RECORDS SUPPLIED ▸
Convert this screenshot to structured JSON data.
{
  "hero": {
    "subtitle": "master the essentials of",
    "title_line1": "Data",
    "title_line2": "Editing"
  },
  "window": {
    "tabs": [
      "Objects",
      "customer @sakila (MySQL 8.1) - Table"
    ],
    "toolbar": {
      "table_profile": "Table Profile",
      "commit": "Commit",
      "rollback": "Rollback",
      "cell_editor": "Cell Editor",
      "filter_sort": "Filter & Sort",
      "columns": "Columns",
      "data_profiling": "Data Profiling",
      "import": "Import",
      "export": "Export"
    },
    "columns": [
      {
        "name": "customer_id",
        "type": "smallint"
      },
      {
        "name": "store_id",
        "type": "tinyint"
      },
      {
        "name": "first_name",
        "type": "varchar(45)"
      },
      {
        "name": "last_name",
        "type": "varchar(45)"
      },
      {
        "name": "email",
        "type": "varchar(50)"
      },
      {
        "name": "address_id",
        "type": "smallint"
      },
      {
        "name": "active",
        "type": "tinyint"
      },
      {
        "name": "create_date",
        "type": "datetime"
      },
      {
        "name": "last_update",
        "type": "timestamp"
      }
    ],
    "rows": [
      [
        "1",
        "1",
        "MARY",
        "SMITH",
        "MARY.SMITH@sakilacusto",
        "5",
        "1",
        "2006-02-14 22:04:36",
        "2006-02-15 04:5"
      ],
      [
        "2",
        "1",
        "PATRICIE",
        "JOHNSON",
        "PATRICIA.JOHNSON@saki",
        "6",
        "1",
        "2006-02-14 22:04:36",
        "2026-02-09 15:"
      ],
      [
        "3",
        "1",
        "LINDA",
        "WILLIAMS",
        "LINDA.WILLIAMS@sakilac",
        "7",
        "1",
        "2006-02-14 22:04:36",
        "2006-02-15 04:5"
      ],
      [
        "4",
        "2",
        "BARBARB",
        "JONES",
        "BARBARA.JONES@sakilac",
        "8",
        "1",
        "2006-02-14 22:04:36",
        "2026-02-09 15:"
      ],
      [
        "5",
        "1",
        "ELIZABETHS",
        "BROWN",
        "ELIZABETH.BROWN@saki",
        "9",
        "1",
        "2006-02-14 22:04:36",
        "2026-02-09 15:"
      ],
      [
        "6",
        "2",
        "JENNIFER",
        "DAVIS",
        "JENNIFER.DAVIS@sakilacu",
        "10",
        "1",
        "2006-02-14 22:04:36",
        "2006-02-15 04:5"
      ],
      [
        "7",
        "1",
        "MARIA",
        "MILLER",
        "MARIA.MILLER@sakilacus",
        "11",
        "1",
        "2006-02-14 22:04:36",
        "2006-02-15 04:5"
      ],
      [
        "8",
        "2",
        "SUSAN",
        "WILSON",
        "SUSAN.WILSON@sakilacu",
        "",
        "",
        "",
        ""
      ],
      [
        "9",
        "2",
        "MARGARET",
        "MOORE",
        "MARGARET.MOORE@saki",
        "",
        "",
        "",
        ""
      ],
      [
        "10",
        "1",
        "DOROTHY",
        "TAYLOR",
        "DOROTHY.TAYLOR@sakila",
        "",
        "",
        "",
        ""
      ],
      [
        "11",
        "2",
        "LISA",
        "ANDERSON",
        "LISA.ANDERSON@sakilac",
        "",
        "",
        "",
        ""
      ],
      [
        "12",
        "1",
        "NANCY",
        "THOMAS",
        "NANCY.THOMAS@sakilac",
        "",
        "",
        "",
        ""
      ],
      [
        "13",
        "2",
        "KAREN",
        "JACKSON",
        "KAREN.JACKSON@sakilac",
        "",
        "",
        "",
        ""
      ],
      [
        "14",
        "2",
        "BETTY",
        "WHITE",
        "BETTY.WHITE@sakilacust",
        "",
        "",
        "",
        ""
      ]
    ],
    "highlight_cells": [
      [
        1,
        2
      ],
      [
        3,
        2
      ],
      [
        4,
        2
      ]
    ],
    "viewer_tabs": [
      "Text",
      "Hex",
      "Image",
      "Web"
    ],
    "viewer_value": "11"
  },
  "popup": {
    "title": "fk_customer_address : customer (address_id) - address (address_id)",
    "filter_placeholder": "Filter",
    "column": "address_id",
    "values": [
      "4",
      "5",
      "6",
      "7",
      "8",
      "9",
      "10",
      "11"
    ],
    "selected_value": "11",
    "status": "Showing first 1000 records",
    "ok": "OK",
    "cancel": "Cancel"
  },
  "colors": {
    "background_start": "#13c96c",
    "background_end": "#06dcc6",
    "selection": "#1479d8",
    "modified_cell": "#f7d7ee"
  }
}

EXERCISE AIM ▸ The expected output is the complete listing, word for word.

TASK ANSWER ▸
Convert this screenshot to structured JSON data.
{
  "hero": {
    "subtitle": "master the essentials of",
    "title_line1": "Data",
    "title_line2": "Editing"
  },
  "window": {
    "tabs": [
      "Objects",
      "customer @sakila (MySQL 8.1) - Table"
    ],
    "toolbar": {
      "table_profile": "Table Profile",
      "commit": "Commit",
      "rollback": "Rollback",
      "cell_editor": "Cell Editor",
      "filter_sort": "Filter & Sort",
      "columns": "Columns",
      "data_profiling": "Data Profiling",
      "import": "Import",
      "export": "Export"
    },
    "columns": [
      {
        "name": "customer_id",
        "type": "smallint"
      },
      {
        "name": "store_id",
        "type": "tinyint"
      },
      {
        "name": "first_name",
        "type": "varchar(45)"
      },
      {
        "name": "last_name",
        "type": "varchar(45)"
      },
      {
        "name": "email",
        "type": "varchar(50)"
      },
      {
        "name": "address_id",
        "type": "smallint"
      },
      {
        "name": "active",
        "type": "tinyint"
      },
      {
        "name": "create_date",
        "type": "datetime"
      },
      {
        "name": "last_update",
        "type": "timestamp"
      }
    ],
    "rows": [
      [
        "1",
        "1",
        "MARY",
        "SMITH",
        "MARY.SMITH@sakilacusto",
        "5",
        "1",
        "2006-02-14 22:04:36",
        "2006-02-15 04:5"
      ],
      [
        "2",
        "1",
        "PATRICIE",
        "JOHNSON",
        "PATRICIA.JOHNSON@saki",
        "6",
        "1",
        "2006-02-14 22:04:36",
        "2026-02-09 15:"
      ],
      [
        "3",
        "1",
        "LINDA",
        "WILLIAMS",
        "LINDA.WILLIAMS@sakilac",
        "7",
        "1",
        "2006-02-14 22:04:36",
        "2006-02-15 04:5"
      ],
      [
        "4",
        "2",
        "BARBARB",
        "JONES",
        "BARBARA.JONES@sakilac",
        "8",
        "1",
        "2006-02-14 22:04:36",
        "2026-02-09 15:"
      ],
      [
        "5",
        "1",
        "ELIZABETHS",
        "BROWN",
        "ELIZABETH.BROWN@saki",
        "9",
        "1",
        "2006-02-14 22:04:36",
        "2026-02-09 15:"
      ],
      [
        "6",
        "2",
        "JENNIFER",
        "DAVIS",
        "JENNIFER.DAVIS@sakilacu",
        "10",
        "1",
        "2006-02-14 22:04:36",
        "2006-02-15 04:5"
      ],
      [
        "7",
        "1",
        "MARIA",
        "MILLER",
        "MARIA.MILLER@sakilacus",
        "11",
        "1",
        "2006-02-14 22:04:36",
        "2006-02-15 04:5"
      ],
      [
        "8",
        "2",
        "SUSAN",
        "WILSON",
        "SUSAN.WILSON@sakilacu",
        "",
        "",
        "",
        ""
      ],
      [
        "9",
        "2",
        "MARGARET",
        "MOORE",
        "MARGARET.MOORE@saki",
        "",
        "",
        "",
        ""
      ],
      [
        "10",
        "1",
        "DOROTHY",
        "TAYLOR",
        "DOROTHY.TAYLOR@sakila",
        "",
        "",
        "",
        ""
      ],
      [
        "11",
        "2",
        "LISA",
        "ANDERSON",
        "LISA.ANDERSON@sakilac",
        "",
        "",
        "",
        ""
      ],
      [
        "12",
        "1",
        "NANCY",
        "THOMAS",
        "NANCY.THOMAS@sakilac",
        "",
        "",
        "",
        ""
      ],
      [
        "13",
        "2",
        "KAREN",
        "JACKSON",
        "KAREN.JACKSON@sakilac",
        "",
        "",
        "",
        ""
      ],
      [
        "14",
        "2",
        "BETTY",
        "WHITE",
        "BETTY.WHITE@sakilacust",
        "",
        "",
        "",
        ""
      ]
    ],
    "highlight_cells": [
      [
        1,
        2
      ],
      [
        3,
        2
      ],
      [
        4,
        2
      ]
    ],
    "viewer_tabs": [
      "Text",
      "Hex",
      "Image",
      "Web"
    ],
    "viewer_value": "11"
  },
  "popup": {
    "title": "fk_customer_address : customer (address_id) - address (address_id)",
    "filter_placeholder": "Filter",
    "column": "address_id",
    "values": [
      "4",
      "5",
      "6",
      "7",
      "8",
      "9",
      "10",
      "11"
    ],
    "selected_value": "11",
    "status": "Showing first 1000 records",
    "ok": "OK",
    "cancel": "Cancel"
  },
  "colors": {
    "background_start": "#13c96c",
    "background_end": "#06dcc6",
    "selection": "#1479d8",
    "modified_cell": "#f7d7ee"
  }
}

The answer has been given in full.